The Paterson administration is facing a $9 billion budget deficit and rightfully determined that this MTA student perk was neither politically justifiable nor economically sustainable. Even The New York Times editorial board, which rarely encounters a governmental subsidy it doesn’t like, had trouble last week defending the MTA’s insistence it needs to continue spending $214 million a year for city students’ free and discounted subway and bus trips while the MTA was at the same time reducing services because of budgetary constraints. Memo to Mr. Walder: Leave the grandstanding to others, and preserve your credibility, the most important asset you’ll ever have.
Really stupid and futile MTA-related gestures have taken place in Suffolk County, too. The town supervisors of Babylon, Brookhaven, Huntington, Islip, Riverhead, Smithtown and Southampton announced on March 29 their intent to file a lawsuit against the state and the MTA, challenging the validity of the MTA payroll tax. The tax, imposed by the Democrat-controlled state Legislature in 2009, extracts $340 out of every $100,000 earned in New York’s 12 downstate counties, and allocates those monies into the MTA’s coffers.
Governments are not exempt from the MTA payroll tax, and these seven town supervisors have paid the fee as municipal employers. Yet, if you’re going to launch a court action which could blow a $1 billion-plus hole in the MTA’s annual operating budget, aren‘t you obligated to explain how you’d make up the shortfall? Nah, I doubt the town supervisors even want to win the lawsuit. They’ve got their headlines, and can now get on with the important business of steering the MTA payroll tax litigation work to their favorite private-sector law firms.
Mike Barry, a corporate communications consultant, has worked in government and journalism.
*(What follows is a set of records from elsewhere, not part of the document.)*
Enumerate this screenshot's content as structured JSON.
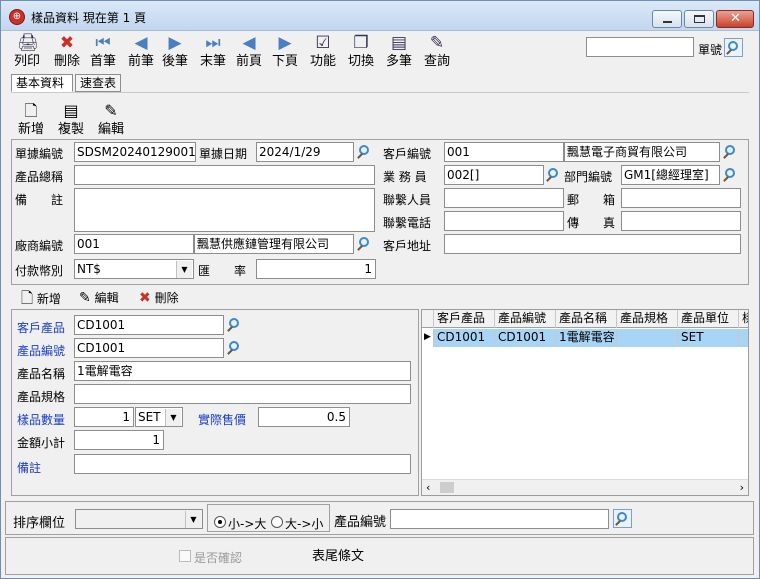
{
  "window": {
    "title": "樣品資料 現在第 1 頁"
  },
  "toolbar": [
    {
      "label": "列印",
      "icon": "printer-icon",
      "glyph": "🖨"
    },
    {
      "label": "刪除",
      "icon": "delete-icon",
      "glyph": "✖"
    },
    {
      "label": "首筆",
      "icon": "first-icon",
      "glyph": "⏮"
    },
    {
      "label": "前筆",
      "icon": "prev-icon",
      "glyph": "◀"
    },
    {
      "label": "後筆",
      "icon": "next-icon",
      "glyph": "▶"
    },
    {
      "label": "末筆",
      "icon": "last-icon",
      "glyph": "⏭"
    },
    {
      "label": "前頁",
      "icon": "prev-page-icon",
      "glyph": "◀"
    },
    {
      "label": "下頁",
      "icon": "next-page-icon",
      "glyph": "▶"
    },
    {
      "label": "功能",
      "icon": "function-icon",
      "glyph": "☑"
    },
    {
      "label": "切換",
      "icon": "switch-icon",
      "glyph": "❐"
    },
    {
      "label": "多筆",
      "icon": "multi-icon",
      "glyph": "▤"
    },
    {
      "label": "查詢",
      "icon": "query-icon",
      "glyph": "✎"
    }
  ],
  "search": {
    "label": "單號",
    "value": ""
  },
  "tabs": [
    {
      "label": "基本資料"
    },
    {
      "label": "速查表"
    }
  ],
  "subtoolbar": [
    {
      "label": "新增",
      "icon": "new-doc-icon"
    },
    {
      "label": "複製",
      "icon": "copy-doc-icon"
    },
    {
      "label": "編輯",
      "icon": "edit-doc-icon"
    }
  ],
  "header": {
    "doc_no_label": "單據編號",
    "doc_no": "SDSM20240129001",
    "doc_date_label": "單據日期",
    "doc_date": "2024/1/29",
    "product_name_label": "產品總稱",
    "product_name": "",
    "remark_label": "備　　註",
    "remark": "",
    "vendor_no_label": "廠商編號",
    "vendor_no": "001",
    "vendor_name": "飄慧供應鏈管理有限公司",
    "currency_label": "付款幣別",
    "currency": "NT$",
    "rate_label": "匯　　率",
    "rate": "1",
    "customer_no_label": "客戶編號",
    "customer_no": "001",
    "customer_name": "飄慧電子商貿有限公司",
    "sales_label": "業 務 員",
    "sales": "002[]",
    "dept_label": "部門編號",
    "dept": "GM1[總經理室]",
    "contact_label": "聯繫人員",
    "contact": "",
    "mail_label": "郵　　箱",
    "mail": "",
    "phone_label": "聯繫電話",
    "phone": "",
    "fax_label": "傳　　真",
    "fax": "",
    "address_label": "客戶地址",
    "address": ""
  },
  "detail_toolbar": [
    {
      "label": "新增"
    },
    {
      "label": "編輯"
    },
    {
      "label": "刪除"
    }
  ],
  "detail": {
    "cust_product_label": "客戶產品",
    "cust_product": "CD1001",
    "product_no_label": "產品編號",
    "product_no": "CD1001",
    "product_name_label": "產品名稱",
    "product_name": "1電解電容",
    "spec_label": "產品規格",
    "spec": "",
    "qty_label": "樣品數量",
    "qty": "1",
    "unit": "SET",
    "price_label": "實際售價",
    "price": "0.5",
    "subtotal_label": "金額小計",
    "subtotal": "1",
    "note_label": "備註",
    "note": ""
  },
  "grid": {
    "columns": [
      "客戶產品",
      "產品編號",
      "產品名稱",
      "產品規格",
      "產品單位",
      "樣"
    ],
    "rows": [
      [
        "CD1001",
        "CD1001",
        "1電解電容",
        "",
        "SET",
        ""
      ]
    ]
  },
  "footer": {
    "sort_label": "排序欄位",
    "sort_value": "",
    "asc_label": "小->大",
    "desc_label": "大->小",
    "product_no_label": "產品編號",
    "product_no_value": "",
    "confirm_label": "是否確認",
    "footer_text": "表尾條文"
  }
}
Mike Barry, a corporate communications consultant, has worked in government and journalism. Email: MFBARRY@optonline.net